⟨

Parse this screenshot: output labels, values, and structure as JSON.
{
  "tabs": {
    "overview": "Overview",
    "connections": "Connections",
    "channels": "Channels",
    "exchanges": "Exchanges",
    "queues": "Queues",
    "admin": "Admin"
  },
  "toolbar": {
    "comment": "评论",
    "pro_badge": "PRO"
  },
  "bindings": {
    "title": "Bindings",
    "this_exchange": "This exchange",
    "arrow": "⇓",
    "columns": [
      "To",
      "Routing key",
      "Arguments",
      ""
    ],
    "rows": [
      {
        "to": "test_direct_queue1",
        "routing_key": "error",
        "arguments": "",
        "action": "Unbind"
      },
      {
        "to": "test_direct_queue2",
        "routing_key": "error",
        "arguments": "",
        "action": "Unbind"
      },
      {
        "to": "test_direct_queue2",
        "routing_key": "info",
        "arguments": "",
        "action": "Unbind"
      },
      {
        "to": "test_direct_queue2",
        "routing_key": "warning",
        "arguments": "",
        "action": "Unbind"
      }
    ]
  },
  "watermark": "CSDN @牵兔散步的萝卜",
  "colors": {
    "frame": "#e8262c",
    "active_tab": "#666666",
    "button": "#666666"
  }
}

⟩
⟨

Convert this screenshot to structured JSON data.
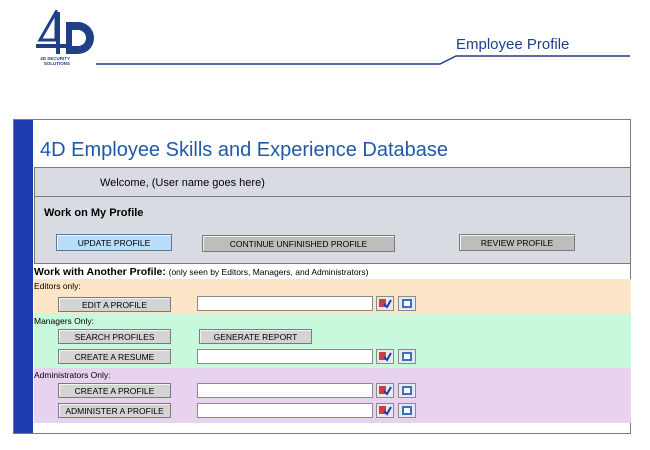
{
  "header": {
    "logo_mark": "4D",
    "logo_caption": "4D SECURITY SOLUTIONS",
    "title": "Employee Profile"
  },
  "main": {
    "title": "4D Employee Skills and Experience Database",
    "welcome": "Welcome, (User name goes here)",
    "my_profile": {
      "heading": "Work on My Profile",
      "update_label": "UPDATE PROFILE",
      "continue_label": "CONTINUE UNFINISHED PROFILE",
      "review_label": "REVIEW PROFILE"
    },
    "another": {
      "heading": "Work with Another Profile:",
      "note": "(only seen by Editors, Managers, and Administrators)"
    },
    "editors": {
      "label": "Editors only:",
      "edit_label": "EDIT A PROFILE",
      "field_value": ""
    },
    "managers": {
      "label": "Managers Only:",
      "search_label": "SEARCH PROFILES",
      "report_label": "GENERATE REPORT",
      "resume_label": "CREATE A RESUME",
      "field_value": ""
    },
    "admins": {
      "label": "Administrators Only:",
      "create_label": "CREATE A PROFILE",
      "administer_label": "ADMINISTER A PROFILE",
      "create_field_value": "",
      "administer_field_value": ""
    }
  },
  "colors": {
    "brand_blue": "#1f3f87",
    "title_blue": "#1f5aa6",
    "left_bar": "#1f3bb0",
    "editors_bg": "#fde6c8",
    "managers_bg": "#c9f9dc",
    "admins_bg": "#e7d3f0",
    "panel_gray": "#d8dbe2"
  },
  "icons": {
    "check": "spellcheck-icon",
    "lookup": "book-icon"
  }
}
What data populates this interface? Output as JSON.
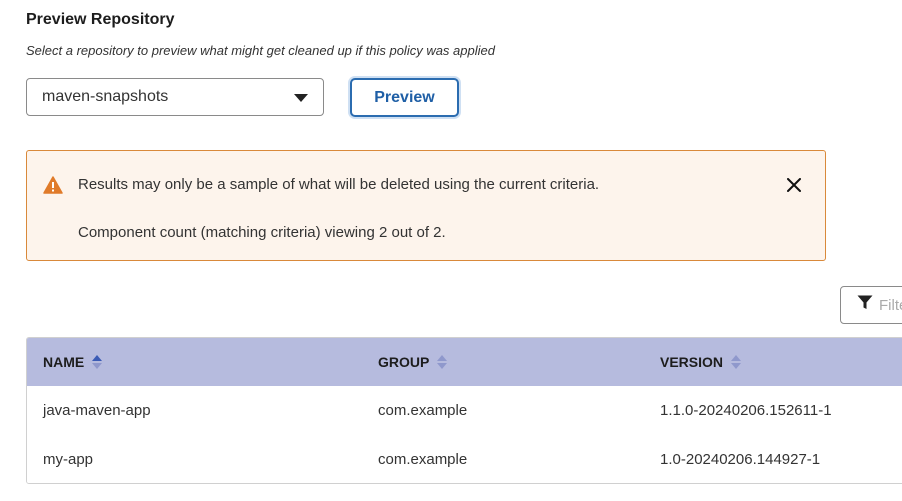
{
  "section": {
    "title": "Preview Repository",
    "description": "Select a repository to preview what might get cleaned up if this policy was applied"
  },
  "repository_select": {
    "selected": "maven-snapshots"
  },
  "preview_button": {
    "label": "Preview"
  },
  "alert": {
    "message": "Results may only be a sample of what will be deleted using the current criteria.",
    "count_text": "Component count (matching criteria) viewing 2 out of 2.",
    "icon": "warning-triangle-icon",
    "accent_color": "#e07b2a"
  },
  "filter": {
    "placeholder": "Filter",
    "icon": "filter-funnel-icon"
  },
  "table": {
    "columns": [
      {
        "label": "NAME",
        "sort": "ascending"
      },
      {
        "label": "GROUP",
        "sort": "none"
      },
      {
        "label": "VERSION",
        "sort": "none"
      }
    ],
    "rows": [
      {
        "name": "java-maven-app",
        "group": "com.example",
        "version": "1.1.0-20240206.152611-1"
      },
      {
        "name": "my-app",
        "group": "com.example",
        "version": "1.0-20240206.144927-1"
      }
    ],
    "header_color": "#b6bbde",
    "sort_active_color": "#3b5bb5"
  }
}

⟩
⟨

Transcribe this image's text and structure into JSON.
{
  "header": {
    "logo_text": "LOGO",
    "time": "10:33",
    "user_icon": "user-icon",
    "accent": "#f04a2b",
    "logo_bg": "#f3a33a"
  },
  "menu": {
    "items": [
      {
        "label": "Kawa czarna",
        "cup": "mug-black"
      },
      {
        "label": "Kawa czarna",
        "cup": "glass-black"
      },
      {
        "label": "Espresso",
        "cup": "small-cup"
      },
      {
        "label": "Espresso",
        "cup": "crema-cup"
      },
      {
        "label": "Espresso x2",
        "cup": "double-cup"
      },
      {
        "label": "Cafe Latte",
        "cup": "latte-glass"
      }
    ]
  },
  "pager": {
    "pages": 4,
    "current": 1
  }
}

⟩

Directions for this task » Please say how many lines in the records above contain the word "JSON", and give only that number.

Exercise output » 4